Sometimes personal backstories shed a lot of light on important events in human history. Take, for instance the familiar narrative of Zechariah and Elizabeth in Luke’s Gospel about the birth of Jesus. It may help if you take the time to read it right now.
Elizabeth is described as a relative of Mary (the mother of Jesus). She herself had a son a few months before Mary gave birth, and he became the prophet John the Baptist. But her rejoicing over her new baby came after long, hard years of disappointment.

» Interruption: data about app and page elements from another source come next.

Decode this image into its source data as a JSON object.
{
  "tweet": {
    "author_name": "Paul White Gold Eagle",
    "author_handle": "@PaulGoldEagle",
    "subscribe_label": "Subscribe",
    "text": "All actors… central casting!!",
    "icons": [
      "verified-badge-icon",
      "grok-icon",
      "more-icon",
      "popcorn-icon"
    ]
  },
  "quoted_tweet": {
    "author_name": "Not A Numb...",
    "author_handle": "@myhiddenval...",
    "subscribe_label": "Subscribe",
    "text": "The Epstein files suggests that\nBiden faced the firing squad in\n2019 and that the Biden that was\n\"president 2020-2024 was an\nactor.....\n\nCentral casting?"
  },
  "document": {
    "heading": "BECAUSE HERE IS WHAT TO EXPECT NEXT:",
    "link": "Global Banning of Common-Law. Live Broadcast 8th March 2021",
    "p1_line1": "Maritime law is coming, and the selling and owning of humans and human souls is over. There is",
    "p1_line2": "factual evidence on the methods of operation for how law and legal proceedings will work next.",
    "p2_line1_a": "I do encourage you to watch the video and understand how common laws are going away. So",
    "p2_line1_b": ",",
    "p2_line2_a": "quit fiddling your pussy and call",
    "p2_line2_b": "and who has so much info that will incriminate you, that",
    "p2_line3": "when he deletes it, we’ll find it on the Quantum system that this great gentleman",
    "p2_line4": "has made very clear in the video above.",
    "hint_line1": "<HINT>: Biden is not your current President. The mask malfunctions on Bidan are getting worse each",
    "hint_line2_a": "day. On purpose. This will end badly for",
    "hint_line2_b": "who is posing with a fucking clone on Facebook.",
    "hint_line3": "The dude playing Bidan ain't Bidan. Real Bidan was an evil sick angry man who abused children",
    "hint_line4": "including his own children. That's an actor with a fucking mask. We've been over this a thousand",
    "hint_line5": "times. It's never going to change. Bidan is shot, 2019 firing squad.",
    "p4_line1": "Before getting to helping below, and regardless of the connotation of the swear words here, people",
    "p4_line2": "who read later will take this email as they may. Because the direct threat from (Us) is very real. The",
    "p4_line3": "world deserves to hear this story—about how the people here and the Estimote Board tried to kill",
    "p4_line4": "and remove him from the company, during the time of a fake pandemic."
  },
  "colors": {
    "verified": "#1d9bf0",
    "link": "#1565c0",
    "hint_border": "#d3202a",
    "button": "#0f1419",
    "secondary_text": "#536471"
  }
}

Both Elizabeth and her husband Zechariah were from the priestly line. They were, therefore, well born, and they lived up to their social status, being described as “righteous before God, living blamelessly according to all the commandments and regulations of the Lord.” But in spite of their faithfulness, God had not blessed them with a child. Now they were old, and they had to accept the fact that their family line would end with them.
This was hard for Zechariah, but it was tragic for Elizabeth. Think of the burden of expectation placed on her in her time and culture. The narrative says, “They had no children, because Elizabeth was barren.” She was automatically presumed to be at fault. Society did not consider that the problem might have been with Zechariah’s sperm; Elizabeth was barren.
The backstory is the emerging of Elizabeth’s self-awareness as a young girl coming of age, learning from her family and friends that her personal fulfillment — the very meaning of her existence — would be in motherhood. She married well, and her husband loved her and shared her values. Each month she anticipated that it would happen, but the disappointments began to add up. Month after month, year after year. Friends around her rejoiced in their newborns; she cried in her pillow. Then her child-bearing time was over. Later, looking back, she describes this as “the disgrace I have endured among my people” (verse 25). Elizabeth saw herself as a failure.
This backstory about Elizabeth’s journey of utter disappointment adds poignancy to the familiar words describing her meeting with Mary when both were pregnant:
When Elizabeth heard Mary’s greeting, the child leapt in her womb. And Elizabeth was filled with the Holy Spirit and exclaimed with a loud cry, ‘Blessed are you among women, and blessed is the fruit of your womb. And why has this happened to me, that the mother of my Lord comes to me? For as soon as I heard the sound of your greeting, the child in my womb leapt for joy. And blessed is she who believed that there would be a fulfilment of what was spoken to her by the Lord.’ (Luke 1:41-45).
Remember your first faith encounter with Jesus? Did you have that inexpressible leap-for-joy feeling? Your own personal backstory helped lead you to that moment. All the failures, frustrations and downers in your life can be seen as preparation for your saving encounter with him. Only failures need a Redeemer.
— Pastor George Van Alstine